I'm trying to learn the basics of digital logic, and I'm confused as to what adding a bubble at the end of an and/or gate does to the output I uploaded a picture to clarify what I'm asking Does a bubble at the end of a gate change the voltage from high to low/low to high? Or does the bubble have no effect on voltage level of the output? Does it only change the output logically? Or voltage wise as well? If you could tell me if 1, 2, or 3 is correct in the picture, and maybe explain the purpose of the bubble, I would greatly appreciate it thank you


Adding a bubble as you call it, is just a shorthand way of saying that a NOT gate has been added to the output of the gate: and in so doing, it inverts the output of the gate. So, an AND gate on its own may give an output of 0 but, with the bubble, it becomes NOT 0, meaning 1. If the output from the AND gate is a 1 instead, then with the bubble added it becomes NOT 1 meaning 0. With the bubble added to an AND gate we have an output that is NOT AND or simple shourtened to NAND. A AND gate can be represented by an AND gate with an NOT gate at its output and so the two gates merged into one with a bubble representing the NOT part. The bubble simply means that a NOT gate has been added to the end of the gate. AB ….. AND ... NAND 00...….. 0 ... ….1 01...…. 0 …….. 1 10...…. 0 ……..1 11...…. 1 ……. 0 Your top gate is a AND gate Gates 1, 2 3 are all NAND Gates The outputs of 1,2 and 3 all give a '1' at the output.

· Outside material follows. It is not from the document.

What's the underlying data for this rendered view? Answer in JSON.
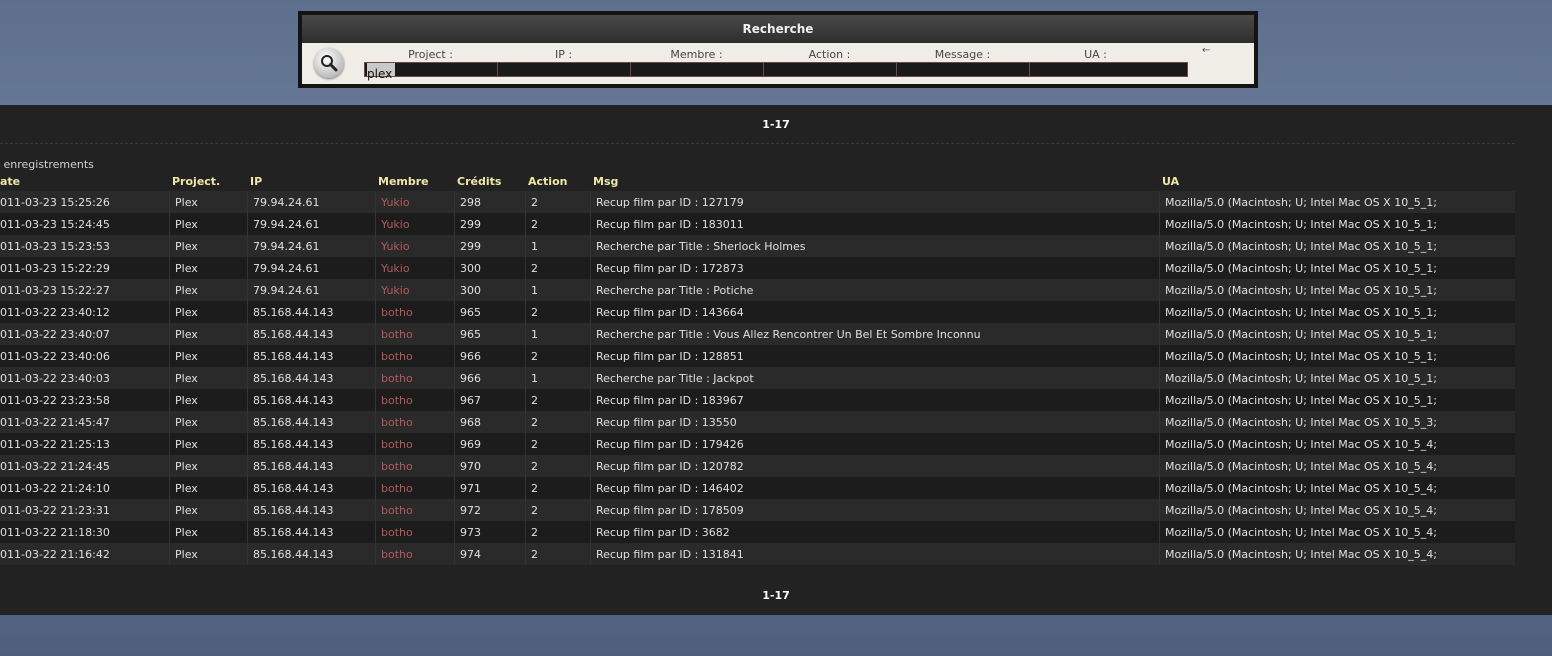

It looks like you are making this way too complicated!


The bubble at the end is the same as adding an inverter to the circuit but without the gate delay. It simply changes the output state; H>L or L>H.


The "bubble" inverts, thus a zero becomes a one, or a one becomes a zero. An AND gate with a low & high at the inputs gives a low output. A NAND gate (AND gate with a bubble on the output) with a low & high at the inputs gives a high output. When the bubble is at the output of the symbol it merely inverts the output.